Entries from a dataset of interfaces
»»
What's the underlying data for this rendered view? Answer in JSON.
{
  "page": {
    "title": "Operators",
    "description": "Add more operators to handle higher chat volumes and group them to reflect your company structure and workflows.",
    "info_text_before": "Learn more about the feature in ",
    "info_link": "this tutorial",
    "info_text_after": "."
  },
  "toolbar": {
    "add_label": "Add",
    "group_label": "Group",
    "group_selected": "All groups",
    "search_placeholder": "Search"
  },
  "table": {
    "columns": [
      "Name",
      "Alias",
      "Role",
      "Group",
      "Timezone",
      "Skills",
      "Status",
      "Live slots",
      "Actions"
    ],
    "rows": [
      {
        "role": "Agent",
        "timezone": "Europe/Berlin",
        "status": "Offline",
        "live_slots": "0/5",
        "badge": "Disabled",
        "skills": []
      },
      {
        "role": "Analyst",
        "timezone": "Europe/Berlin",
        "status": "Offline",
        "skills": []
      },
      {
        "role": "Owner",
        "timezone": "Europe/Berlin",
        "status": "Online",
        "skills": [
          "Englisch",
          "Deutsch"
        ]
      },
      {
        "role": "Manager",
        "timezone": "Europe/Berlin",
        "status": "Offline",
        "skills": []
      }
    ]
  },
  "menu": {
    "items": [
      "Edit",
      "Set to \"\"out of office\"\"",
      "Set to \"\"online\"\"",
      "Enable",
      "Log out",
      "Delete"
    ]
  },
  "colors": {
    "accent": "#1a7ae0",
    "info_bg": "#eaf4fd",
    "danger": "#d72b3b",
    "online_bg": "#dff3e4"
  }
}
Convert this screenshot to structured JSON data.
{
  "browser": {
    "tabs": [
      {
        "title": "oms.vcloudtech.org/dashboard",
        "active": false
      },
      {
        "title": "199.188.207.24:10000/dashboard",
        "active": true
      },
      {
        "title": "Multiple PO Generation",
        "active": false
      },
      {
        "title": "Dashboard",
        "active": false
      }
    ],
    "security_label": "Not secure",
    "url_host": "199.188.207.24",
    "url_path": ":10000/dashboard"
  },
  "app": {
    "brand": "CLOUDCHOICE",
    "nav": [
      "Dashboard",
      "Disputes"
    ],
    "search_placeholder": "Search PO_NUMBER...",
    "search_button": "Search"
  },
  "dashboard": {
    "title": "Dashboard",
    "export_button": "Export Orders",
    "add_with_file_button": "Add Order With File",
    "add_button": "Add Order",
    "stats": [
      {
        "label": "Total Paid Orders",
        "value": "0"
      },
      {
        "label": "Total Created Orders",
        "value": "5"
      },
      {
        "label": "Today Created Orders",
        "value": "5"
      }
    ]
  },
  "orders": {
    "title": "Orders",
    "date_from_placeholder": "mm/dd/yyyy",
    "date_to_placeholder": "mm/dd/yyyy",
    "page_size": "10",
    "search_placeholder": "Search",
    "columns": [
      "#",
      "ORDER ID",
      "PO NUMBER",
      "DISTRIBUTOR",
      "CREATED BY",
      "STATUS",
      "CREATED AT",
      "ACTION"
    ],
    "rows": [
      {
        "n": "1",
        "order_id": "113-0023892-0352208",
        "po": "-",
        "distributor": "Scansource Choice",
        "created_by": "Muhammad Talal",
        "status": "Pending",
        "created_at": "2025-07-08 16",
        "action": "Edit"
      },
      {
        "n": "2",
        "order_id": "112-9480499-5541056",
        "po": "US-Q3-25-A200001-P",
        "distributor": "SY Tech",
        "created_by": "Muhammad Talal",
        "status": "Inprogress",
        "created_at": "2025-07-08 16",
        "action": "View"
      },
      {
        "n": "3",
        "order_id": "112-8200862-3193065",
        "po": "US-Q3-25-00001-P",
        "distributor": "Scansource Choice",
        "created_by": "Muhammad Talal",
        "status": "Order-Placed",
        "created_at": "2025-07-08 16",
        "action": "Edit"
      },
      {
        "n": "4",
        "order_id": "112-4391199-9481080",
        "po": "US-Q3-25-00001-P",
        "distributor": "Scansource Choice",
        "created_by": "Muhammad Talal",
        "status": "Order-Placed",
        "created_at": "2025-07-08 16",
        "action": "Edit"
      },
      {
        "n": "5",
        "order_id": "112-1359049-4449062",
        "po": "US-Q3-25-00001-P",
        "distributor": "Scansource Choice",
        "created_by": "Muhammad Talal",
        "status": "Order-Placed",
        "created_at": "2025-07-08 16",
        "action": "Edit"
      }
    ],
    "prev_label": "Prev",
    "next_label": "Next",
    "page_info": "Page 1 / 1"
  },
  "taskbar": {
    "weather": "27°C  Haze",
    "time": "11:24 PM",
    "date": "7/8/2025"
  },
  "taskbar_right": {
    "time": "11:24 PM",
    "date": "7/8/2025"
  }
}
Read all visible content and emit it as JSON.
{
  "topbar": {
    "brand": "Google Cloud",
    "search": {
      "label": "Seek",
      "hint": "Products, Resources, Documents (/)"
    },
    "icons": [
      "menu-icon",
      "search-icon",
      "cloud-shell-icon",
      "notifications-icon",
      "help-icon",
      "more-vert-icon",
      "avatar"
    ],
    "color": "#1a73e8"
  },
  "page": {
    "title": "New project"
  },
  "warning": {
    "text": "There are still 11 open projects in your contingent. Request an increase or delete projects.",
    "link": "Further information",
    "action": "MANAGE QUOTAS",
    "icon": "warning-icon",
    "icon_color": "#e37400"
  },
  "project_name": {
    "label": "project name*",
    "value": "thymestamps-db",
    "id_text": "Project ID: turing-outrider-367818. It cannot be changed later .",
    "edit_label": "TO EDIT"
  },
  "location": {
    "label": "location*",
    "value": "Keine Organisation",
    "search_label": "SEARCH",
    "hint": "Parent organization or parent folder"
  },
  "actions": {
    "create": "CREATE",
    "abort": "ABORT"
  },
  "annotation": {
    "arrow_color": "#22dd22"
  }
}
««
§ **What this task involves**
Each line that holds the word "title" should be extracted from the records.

§ **Task output**
    "title": "Operators",
        "title": "oms.vcloudtech.org/dashboard",
        "title": "199.188.207.24:10000/dashboard",
        "title": "Multiple PO Generation",
        "title": "Dashboard",
    "title": "Dashboard",
    "title": "Orders",
    "title": "New project"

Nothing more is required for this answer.